Irreconcilable differences. What a perfect phrase for divorcing couple Dana (Lisa Roumain) and James (Tim Lane) Lafferty. I mean – would you, or could you, stay married to someone who’d lied to you almost your entire marriage?
Thanks to an anonymous letter, Dana learns that her husband has been carrying on an affair with an unnamed “bimbo” for most of their marriage. Now Dana and James are meeting with a mediator to work out financial details and custody of Katie and Brian, the couple’s two children. As the scorned wife of a wealthy doctor, Dana wants retaliation in the form of permanent custody, the house in Malibu and of course, half of their financial assets. What she wants and what she’ll get are not the same thing.
Jennifer Hutchins (Olivia Dunkley) is the other woman. She’s determined to have everything Dana’s losing – James, his children, his money. In other words, Jennifer wants Dana’s life and will stop at nothing until she gets it. Jennifer even has an inside source for information on the progress of the divorce. She just happens to be Katie (Chloe Golden) Lafferty’s high school guidance counsellor.
Divorce is always unpleasant, but it can be really hard on the children. Formerly an excellent student, Katie’s grades are falling. She’s secretly dating an college student (Justin Sorvillo) who’s pressuring her to do things she’s not ready for. Young Brian (Logan Prince) seems especially fragile, prone to tears when he sees Katie and Dana arguing. Dana’s photographer sister Cheryl (Sara J. Stuckey) is Dana’s shoulder to cry on and lends emotional support to the kids. In one of the show’s lighter moments Cheryl helps Dana figure out what kind of job she’s suited for. (Spoiler: not much, since Dana quit college to marry James.)
Creators Rebecca Norris and Gabrielle Glenn have managed to pack a lot of story into the ten episodes of Split. Soap opera, thriller, suspense, even a touch of comedy- this show has them all. I don’t normally pay much attention to soundtracks, but I couldn’t help it here. Music by Matthew Head and Benjamin Roberts perfectly conveyed the emotions of the story. The entire cast is spot-on, but it’s Ms. Roumain’s sensitive portrayal of Dana that’s the real standout and holds the show together.

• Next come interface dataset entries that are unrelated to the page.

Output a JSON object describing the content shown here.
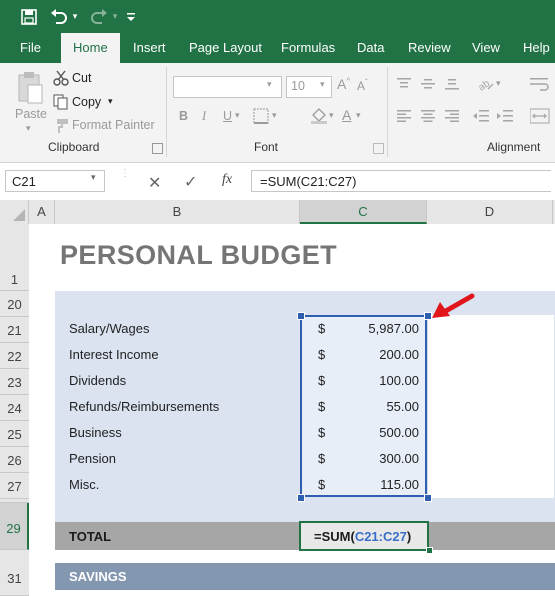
{
  "qat": {
    "save_icon": "save-icon",
    "undo_icon": "undo-icon",
    "redo_icon": "redo-icon",
    "customize_icon": "customize-icon"
  },
  "tabs": [
    {
      "label": "File"
    },
    {
      "label": "Home"
    },
    {
      "label": "Insert"
    },
    {
      "label": "Page Layout"
    },
    {
      "label": "Formulas"
    },
    {
      "label": "Data"
    },
    {
      "label": "Review"
    },
    {
      "label": "View"
    },
    {
      "label": "Help"
    }
  ],
  "ribbon": {
    "clipboard": {
      "paste": "Paste",
      "cut": "Cut",
      "copy": "Copy",
      "format_painter": "Format Painter",
      "group_label": "Clipboard"
    },
    "font": {
      "size": "10",
      "bold": "B",
      "italic": "I",
      "underline": "U",
      "group_label": "Font"
    },
    "alignment": {
      "group_label": "Alignment"
    }
  },
  "formula_bar": {
    "name_box": "C21",
    "fx": "fx",
    "formula": "=SUM(C21:C27)"
  },
  "columns": [
    "A",
    "B",
    "C",
    "D"
  ],
  "rows": [
    "1",
    "20",
    "21",
    "22",
    "23",
    "24",
    "25",
    "26",
    "27",
    "29",
    "31"
  ],
  "sheet": {
    "title": "PERSONAL BUDGET",
    "currency": "$",
    "income": [
      {
        "label": "Salary/Wages",
        "amount": "5,987.00"
      },
      {
        "label": "Interest Income",
        "amount": "200.00"
      },
      {
        "label": "Dividends",
        "amount": "100.00"
      },
      {
        "label": "Refunds/Reimbursements",
        "amount": "55.00"
      },
      {
        "label": "Business",
        "amount": "500.00"
      },
      {
        "label": "Pension",
        "amount": "300.00"
      },
      {
        "label": "Misc.",
        "amount": "115.00"
      }
    ],
    "total_label": "TOTAL",
    "total_formula_prefix": "=SUM(",
    "total_formula_ref": "C21:C27",
    "total_formula_suffix": ")",
    "savings_label": "SAVINGS"
  },
  "colors": {
    "excel_green": "#217346",
    "band_blue": "#dbe3f1",
    "total_grey": "#a6a6a6",
    "savings_blue": "#8497b0",
    "selection_blue": "#2e5fb0",
    "ref_blue": "#3a6fc9",
    "arrow_red": "#e0161b"
  }
}
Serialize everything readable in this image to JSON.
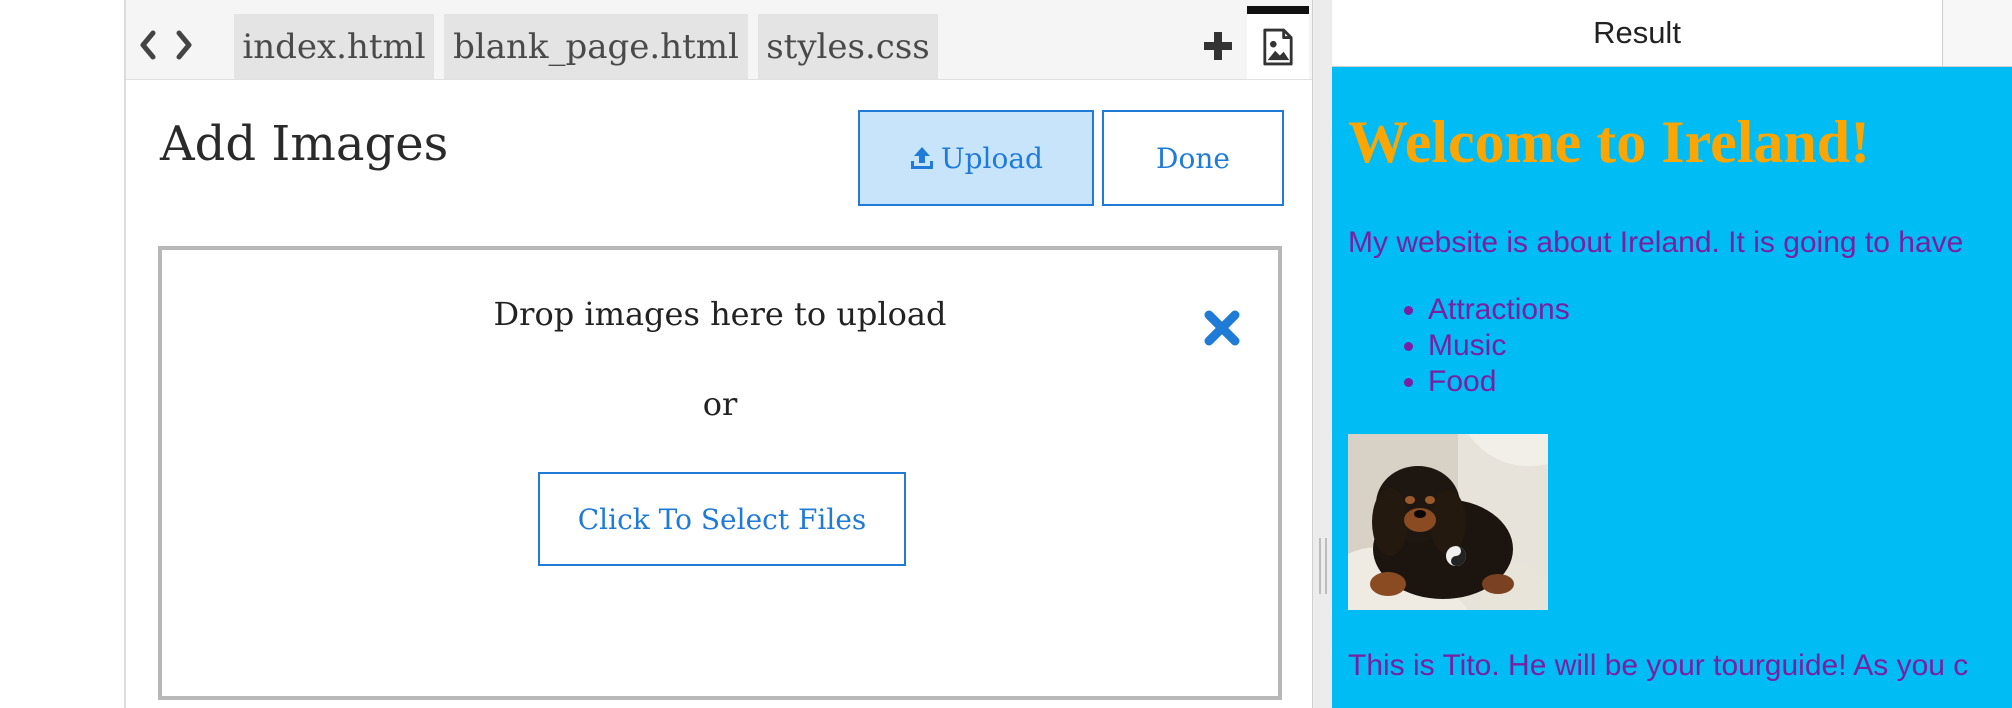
{
  "editor": {
    "nav": {
      "back_icon": "chevron-left-icon",
      "forward_icon": "chevron-right-icon"
    },
    "tabs": [
      {
        "label": "index.html"
      },
      {
        "label": "blank_page.html"
      },
      {
        "label": "styles.css"
      }
    ],
    "add_tab_icon": "plus-icon",
    "image_tab_icon": "image-file-icon"
  },
  "add_images": {
    "title": "Add Images",
    "upload_label": "Upload",
    "upload_icon": "upload-icon",
    "done_label": "Done",
    "drop_text": "Drop images here to upload",
    "or_text": "or",
    "select_files_label": "Click To Select Files",
    "close_icon": "close-icon"
  },
  "result": {
    "tab_label": "Result",
    "heading": "Welcome to Ireland!",
    "paragraph": "My website is about Ireland. It is going to have",
    "list_items": [
      "Attractions",
      "Music",
      "Food"
    ],
    "caption": "This is Tito. He will be your tourguide! As you c",
    "colors": {
      "background": "#00bcf4",
      "heading": "#ffa500",
      "text": "#7b1fa2"
    }
  },
  "colors": {
    "accent": "#1f7bd6",
    "upload_bg": "#c8e4fb"
  }
}
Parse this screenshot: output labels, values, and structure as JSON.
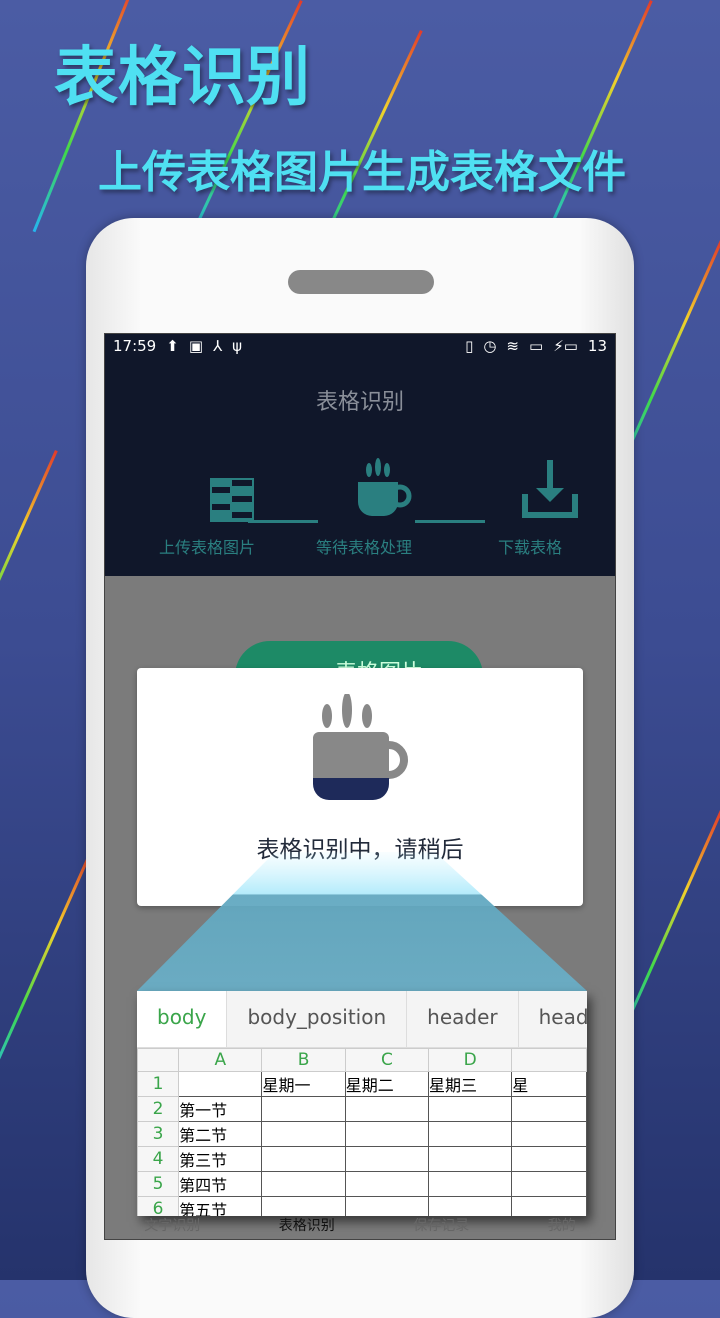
{
  "promo": {
    "title": "表格识别",
    "subtitle": "上传表格图片生成表格文件"
  },
  "status_bar": {
    "time": "17:59",
    "battery": "13"
  },
  "header": {
    "title": "表格识别"
  },
  "steps": [
    {
      "label": "上传表格图片",
      "icon": "table-icon"
    },
    {
      "label": "等待表格处理",
      "icon": "coffee-cup-icon"
    },
    {
      "label": "下载表格",
      "icon": "download-icon"
    }
  ],
  "upload_button": {
    "label": "表格图片"
  },
  "dialog": {
    "message": "表格识别中，请稍后",
    "icon": "coffee-cup-icon"
  },
  "sheet": {
    "tabs": [
      "body",
      "body_position",
      "header",
      "header"
    ],
    "active_tab": "body",
    "columns": [
      "",
      "A",
      "B",
      "C",
      "D",
      ""
    ],
    "rows": [
      [
        "1",
        "",
        "星期一",
        "星期二",
        "星期三",
        "星"
      ],
      [
        "2",
        "第一节",
        "",
        "",
        "",
        ""
      ],
      [
        "3",
        "第二节",
        "",
        "",
        "",
        ""
      ],
      [
        "4",
        "第三节",
        "",
        "",
        "",
        ""
      ],
      [
        "5",
        "第四节",
        "",
        "",
        "",
        ""
      ],
      [
        "6",
        "第五节",
        "",
        "",
        "",
        ""
      ]
    ]
  },
  "bottom_nav": [
    "文字识别",
    "表格识别",
    "保存记录",
    "我的"
  ],
  "colors": {
    "accent": "#2a7f80",
    "header_bg": "#10172a",
    "green": "#3aa54a",
    "cup_fill": "#1e2a5a"
  }
}
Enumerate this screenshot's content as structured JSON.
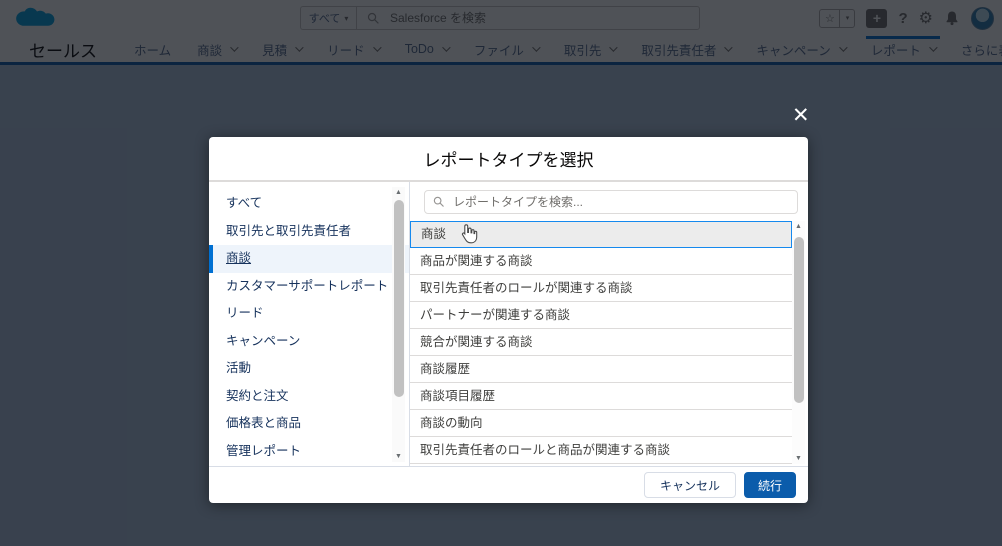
{
  "header": {
    "search_scope_label": "すべて",
    "search_placeholder": "Salesforce を検索"
  },
  "nav": {
    "app_name": "セールス",
    "items": [
      {
        "label": "ホーム"
      },
      {
        "label": "商談"
      },
      {
        "label": "見積"
      },
      {
        "label": "リード"
      },
      {
        "label": "ToDo"
      },
      {
        "label": "ファイル"
      },
      {
        "label": "取引先"
      },
      {
        "label": "取引先責任者"
      },
      {
        "label": "キャンペーン"
      },
      {
        "label": "レポート"
      }
    ],
    "active_item": "レポート",
    "more_label": "さらに表示"
  },
  "modal": {
    "title": "レポートタイプを選択",
    "search_placeholder": "レポートタイプを検索...",
    "categories": [
      "すべて",
      "取引先と取引先責任者",
      "商談",
      "カスタマーサポートレポート",
      "リード",
      "キャンペーン",
      "活動",
      "契約と注文",
      "価格表と商品",
      "管理レポート"
    ],
    "selected_category": "商談",
    "selected_category_index": 2,
    "report_types": [
      "商談",
      "商品が関連する商談",
      "取引先責任者のロールが関連する商談",
      "パートナーが関連する商談",
      "競合が関連する商談",
      "商談履歴",
      "商談項目履歴",
      "商談の動向",
      "取引先責任者のロールと商品が関連する商談"
    ],
    "selected_report_type": "商談",
    "selected_report_index": 0,
    "cancel_label": "キャンセル",
    "continue_label": "続行"
  },
  "icons": {
    "close": "✕",
    "caret_down_small": "▾",
    "triangle_down": "▼",
    "scroll_up": "▲",
    "scroll_down": "▼",
    "star": "☆",
    "plus": "+",
    "help": "?",
    "gear": "⚙",
    "pencil": "✎"
  },
  "colors": {
    "brand_blue": "#0070d2",
    "nav_underline": "#0b5cab",
    "continue_button": "#0b5cab",
    "selected_category_bg": "#eef4fb",
    "selected_row_bg": "#ececec",
    "selected_row_border": "#1589ee",
    "salesforce_cloud": "#00a1e0",
    "page_background": "#b0c4df"
  }
}
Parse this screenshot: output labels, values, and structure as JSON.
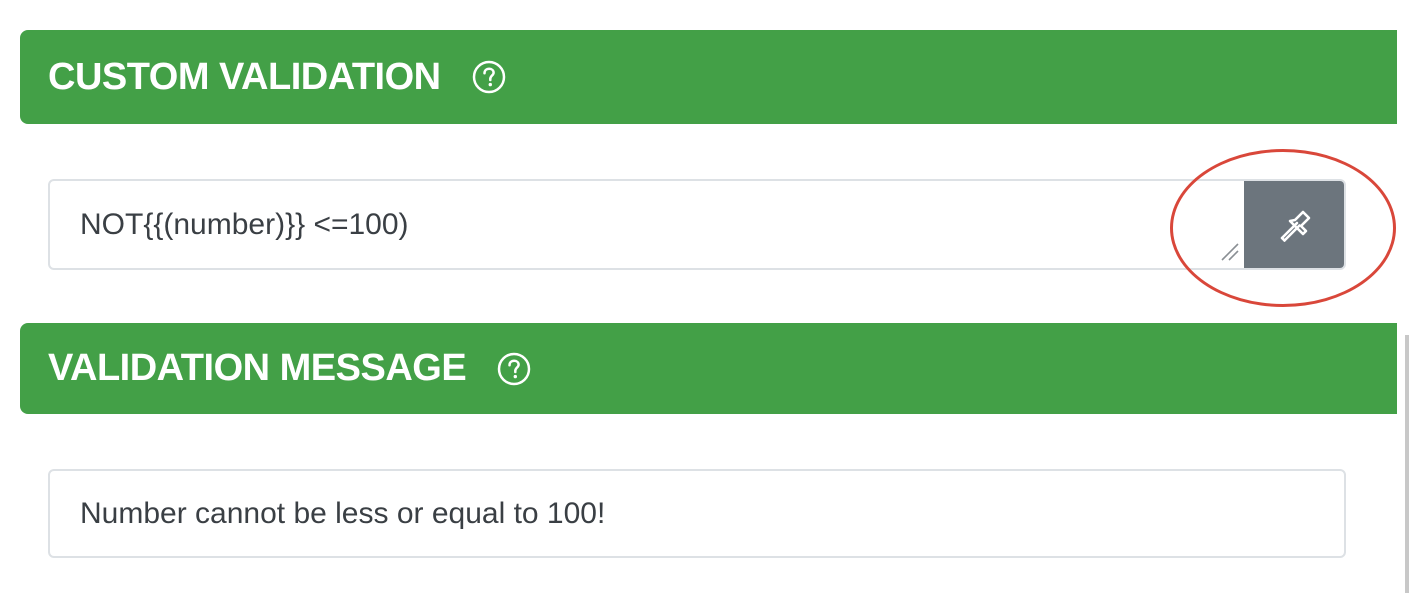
{
  "sections": {
    "custom_validation": {
      "title": "CUSTOM VALIDATION",
      "help_icon": "help-circle-icon",
      "expression_value": "NOT{{(number)}} <=100)",
      "tool_button_icon": "wrench-icon"
    },
    "validation_message": {
      "title": "VALIDATION MESSAGE",
      "help_icon": "help-circle-icon",
      "message_value": "Number cannot be less or equal to 100!"
    }
  },
  "colors": {
    "header_green": "#43a047",
    "tool_button_gray": "#6c757d",
    "annotation_red": "#d9473a"
  }
}
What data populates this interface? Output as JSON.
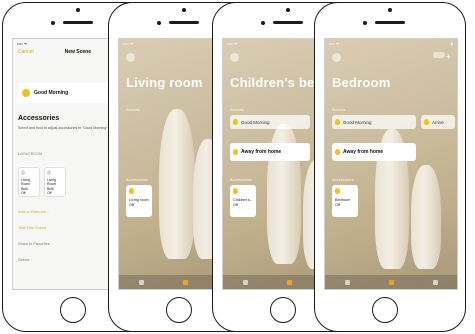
{
  "phone1": {
    "status_left": "•••• ᯤ",
    "status_right": "▮",
    "nav_cancel": "Cancel",
    "nav_title": "New Scene",
    "scene_name": "Good Morning",
    "accessories_heading": "Accessories",
    "accessories_desc": "Select and hold to adjust accessories in \"Good Morning\" scene.",
    "group_label": "LIVING ROOM",
    "accessories": [
      {
        "name": "Living Room Bulb",
        "state": "Off"
      },
      {
        "name": "Living Room Bulb",
        "state": "Off"
      }
    ],
    "add_link": "Add or Remove...",
    "test_link": "Test This Scene",
    "favorites_label": "Show in Favorites",
    "tab_label": "Scene"
  },
  "phone2": {
    "status_left": "•••• ᯤ",
    "status_right": "▮",
    "room_title": "Living room",
    "scenes_label": "Scenes",
    "accessories_label": "Accessories",
    "accessory": {
      "name": "Living room",
      "state": "Off"
    }
  },
  "phone3": {
    "status_left": "•••• ᯤ",
    "status_right": "▮",
    "room_title": "Children's be",
    "scenes_label": "Scenes",
    "scene_top": "Good Morning",
    "scene_main": "Away from home",
    "accessories_label": "Accessories",
    "accessory": {
      "name": "Children's...",
      "state": "Off"
    }
  },
  "phone4": {
    "status_left": "•••• ᯤ",
    "status_right": "▮",
    "room_title": "Bedroom",
    "scenes_label": "Scenes",
    "scene_top": "Good Morning",
    "scene_top2": "Arrive",
    "scene_main": "Away from home",
    "accessories_label": "Accessories",
    "accessory": {
      "name": "Bedroom",
      "state": "Off"
    }
  }
}
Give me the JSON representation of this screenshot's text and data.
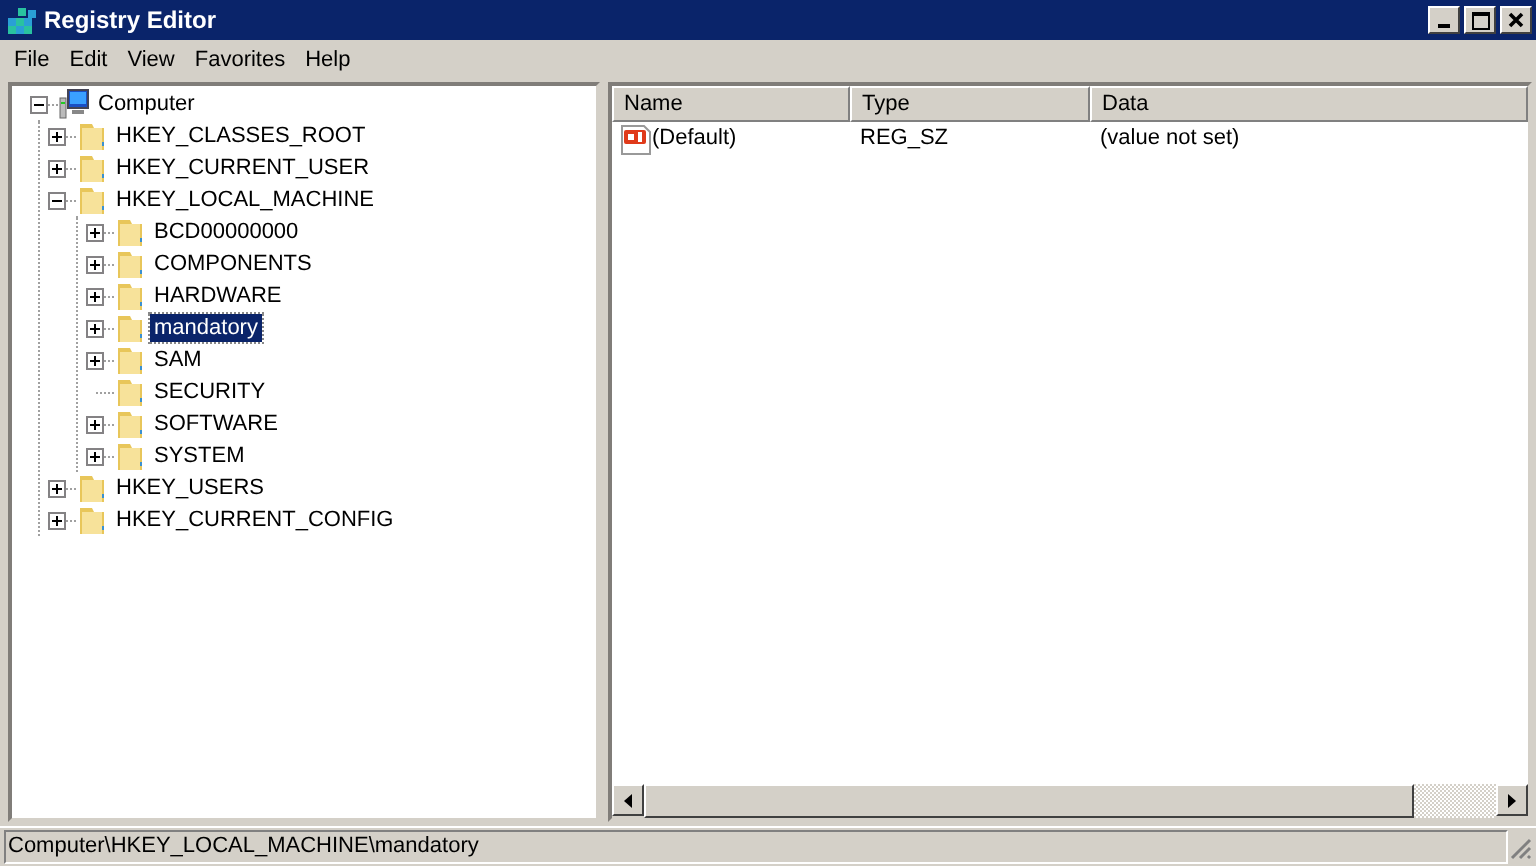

Keeping it interesting with the introduction of new characters and plot twists as the series progresses, we’re anxiously awaiting a third season of Split. Watch on YouTube .
By Susan Siniawsky